*TASK DETAILS:*
All of the entries below must be copied out exactly.

(Data about app and page elements)
┄┄┄┄┄┄┄┄┄┄
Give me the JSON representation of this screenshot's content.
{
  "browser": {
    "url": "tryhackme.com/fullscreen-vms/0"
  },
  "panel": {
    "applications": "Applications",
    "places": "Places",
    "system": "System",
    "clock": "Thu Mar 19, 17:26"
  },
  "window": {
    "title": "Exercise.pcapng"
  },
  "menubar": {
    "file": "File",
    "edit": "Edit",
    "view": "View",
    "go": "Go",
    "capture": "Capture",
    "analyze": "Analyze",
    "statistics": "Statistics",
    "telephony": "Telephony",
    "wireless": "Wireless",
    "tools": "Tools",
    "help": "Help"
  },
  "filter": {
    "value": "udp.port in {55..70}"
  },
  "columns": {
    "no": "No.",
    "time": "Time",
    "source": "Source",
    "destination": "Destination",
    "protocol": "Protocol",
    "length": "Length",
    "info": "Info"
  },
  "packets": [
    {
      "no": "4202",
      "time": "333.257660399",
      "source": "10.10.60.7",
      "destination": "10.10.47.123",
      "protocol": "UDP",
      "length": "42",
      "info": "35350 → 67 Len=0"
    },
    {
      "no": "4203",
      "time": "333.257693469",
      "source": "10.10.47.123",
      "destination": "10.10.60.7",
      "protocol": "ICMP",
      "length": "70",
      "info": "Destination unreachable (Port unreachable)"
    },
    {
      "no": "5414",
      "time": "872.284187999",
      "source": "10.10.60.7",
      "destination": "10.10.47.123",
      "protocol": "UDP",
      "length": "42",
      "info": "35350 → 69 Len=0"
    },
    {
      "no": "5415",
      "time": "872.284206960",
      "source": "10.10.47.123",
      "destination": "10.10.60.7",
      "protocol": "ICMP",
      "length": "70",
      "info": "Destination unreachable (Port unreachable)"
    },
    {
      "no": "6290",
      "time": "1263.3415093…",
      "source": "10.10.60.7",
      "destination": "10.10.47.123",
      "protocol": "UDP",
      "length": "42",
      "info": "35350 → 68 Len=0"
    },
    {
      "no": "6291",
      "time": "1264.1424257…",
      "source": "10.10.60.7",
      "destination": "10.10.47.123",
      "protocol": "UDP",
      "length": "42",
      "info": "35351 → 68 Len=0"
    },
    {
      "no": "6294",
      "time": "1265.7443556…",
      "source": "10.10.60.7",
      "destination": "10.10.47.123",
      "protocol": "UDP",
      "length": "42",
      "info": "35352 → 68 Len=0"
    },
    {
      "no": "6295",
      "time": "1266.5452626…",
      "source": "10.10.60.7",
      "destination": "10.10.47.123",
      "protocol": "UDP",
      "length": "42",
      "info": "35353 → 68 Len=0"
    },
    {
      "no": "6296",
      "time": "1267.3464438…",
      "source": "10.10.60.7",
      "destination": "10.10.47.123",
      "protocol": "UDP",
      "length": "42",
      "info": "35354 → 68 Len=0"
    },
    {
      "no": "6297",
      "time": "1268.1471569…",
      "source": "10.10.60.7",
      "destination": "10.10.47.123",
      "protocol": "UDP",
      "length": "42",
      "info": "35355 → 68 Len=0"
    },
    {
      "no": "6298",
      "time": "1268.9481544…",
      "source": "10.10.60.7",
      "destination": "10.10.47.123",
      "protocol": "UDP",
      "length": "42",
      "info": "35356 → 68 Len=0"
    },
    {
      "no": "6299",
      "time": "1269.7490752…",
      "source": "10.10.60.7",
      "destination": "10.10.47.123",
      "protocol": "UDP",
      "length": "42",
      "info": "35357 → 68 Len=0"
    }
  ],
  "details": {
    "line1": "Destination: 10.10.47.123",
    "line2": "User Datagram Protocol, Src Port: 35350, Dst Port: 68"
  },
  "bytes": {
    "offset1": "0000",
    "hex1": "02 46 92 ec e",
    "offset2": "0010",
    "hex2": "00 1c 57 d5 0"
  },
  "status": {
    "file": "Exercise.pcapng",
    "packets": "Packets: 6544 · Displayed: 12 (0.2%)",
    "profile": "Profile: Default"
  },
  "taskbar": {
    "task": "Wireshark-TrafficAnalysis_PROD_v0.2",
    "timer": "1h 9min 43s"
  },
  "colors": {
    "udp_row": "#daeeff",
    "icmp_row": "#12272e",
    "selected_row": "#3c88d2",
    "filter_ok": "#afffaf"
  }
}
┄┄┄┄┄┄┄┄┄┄
*RESPONSE TO THE TASK:*
Give me the JSON representation of this screenshot's content.
{
  "browser": {
    "url": "tryhackme.com/fullscreen-vms/0"
  },
  "panel": {
    "applications": "Applications",
    "places": "Places",
    "system": "System",
    "clock": "Thu Mar 19, 17:26"
  },
  "window": {
    "title": "Exercise.pcapng"
  },
  "menubar": {
    "file": "File",
    "edit": "Edit",
    "view": "View",
    "go": "Go",
    "capture": "Capture",
    "analyze": "Analyze",
    "statistics": "Statistics",
    "telephony": "Telephony",
    "wireless": "Wireless",
    "tools": "Tools",
    "help": "Help"
  },
  "filter": {
    "value": "udp.port in {55..70}"
  },
  "columns": {
    "no": "No.",
    "time": "Time",
    "source": "Source",
    "destination": "Destination",
    "protocol": "Protocol",
    "length": "Length",
    "info": "Info"
  },
  "packets": [
    {
      "no": "4202",
      "time": "333.257660399",
      "source": "10.10.60.7",
      "destination": "10.10.47.123",
      "protocol": "UDP",
      "length": "42",
      "info": "35350 → 67 Len=0"
    },
    {
      "no": "4203",
      "time": "333.257693469",
      "source": "10.10.47.123",
      "destination": "10.10.60.7",
      "protocol": "ICMP",
      "length": "70",
      "info": "Destination unreachable (Port unreachable)"
    },
    {
      "no": "5414",
      "time": "872.284187999",
      "source": "10.10.60.7",
      "destination": "10.10.47.123",
      "protocol": "UDP",
      "length": "42",
      "info": "35350 → 69 Len=0"
    },
    {
      "no": "5415",
      "time": "872.284206960",
      "source": "10.10.47.123",
      "destination": "10.10.60.7",
      "protocol": "ICMP",
      "length": "70",
      "info": "Destination unreachable (Port unreachable)"
    },
    {
      "no": "6290",
      "time": "1263.3415093…",
      "source": "10.10.60.7",
      "destination": "10.10.47.123",
      "protocol": "UDP",
      "length": "42",
      "info": "35350 → 68 Len=0"
    },
    {
      "no": "6291",
      "time": "1264.1424257…",
      "source": "10.10.60.7",
      "destination": "10.10.47.123",
      "protocol": "UDP",
      "length": "42",
      "info": "35351 → 68 Len=0"
    },
    {
      "no": "6294",
      "time": "1265.7443556…",
      "source": "10.10.60.7",
      "destination": "10.10.47.123",
      "protocol": "UDP",
      "length": "42",
      "info": "35352 → 68 Len=0"
    },
    {
      "no": "6295",
      "time": "1266.5452626…",
      "source": "10.10.60.7",
      "destination": "10.10.47.123",
      "protocol": "UDP",
      "length": "42",
      "info": "35353 → 68 Len=0"
    },
    {
      "no": "6296",
      "time": "1267.3464438…",
      "source": "10.10.60.7",
      "destination": "10.10.47.123",
      "protocol": "UDP",
      "length": "42",
      "info": "35354 → 68 Len=0"
    },
    {
      "no": "6297",
      "time": "1268.1471569…",
      "source": "10.10.60.7",
      "destination": "10.10.47.123",
      "protocol": "UDP",
      "length": "42",
      "info": "35355 → 68 Len=0"
    },
    {
      "no": "6298",
      "time": "1268.9481544…",
      "source": "10.10.60.7",
      "destination": "10.10.47.123",
      "protocol": "UDP",
      "length": "42",
      "info": "35356 → 68 Len=0"
    },
    {
      "no": "6299",
      "time": "1269.7490752…",
      "source": "10.10.60.7",
      "destination": "10.10.47.123",
      "protocol": "UDP",
      "length": "42",
      "info": "35357 → 68 Len=0"
    }
  ],
  "details": {
    "line1": "Destination: 10.10.47.123",
    "line2": "User Datagram Protocol, Src Port: 35350, Dst Port: 68"
  },
  "bytes": {
    "offset1": "0000",
    "hex1": "02 46 92 ec e",
    "offset2": "0010",
    "hex2": "00 1c 57 d5 0"
  },
  "status": {
    "file": "Exercise.pcapng",
    "packets": "Packets: 6544 · Displayed: 12 (0.2%)",
    "profile": "Profile: Default"
  },
  "taskbar": {
    "task": "Wireshark-TrafficAnalysis_PROD_v0.2",
    "timer": "1h 9min 43s"
  },
  "colors": {
    "udp_row": "#daeeff",
    "icmp_row": "#12272e",
    "selected_row": "#3c88d2",
    "filter_ok": "#afffaf"
  }
}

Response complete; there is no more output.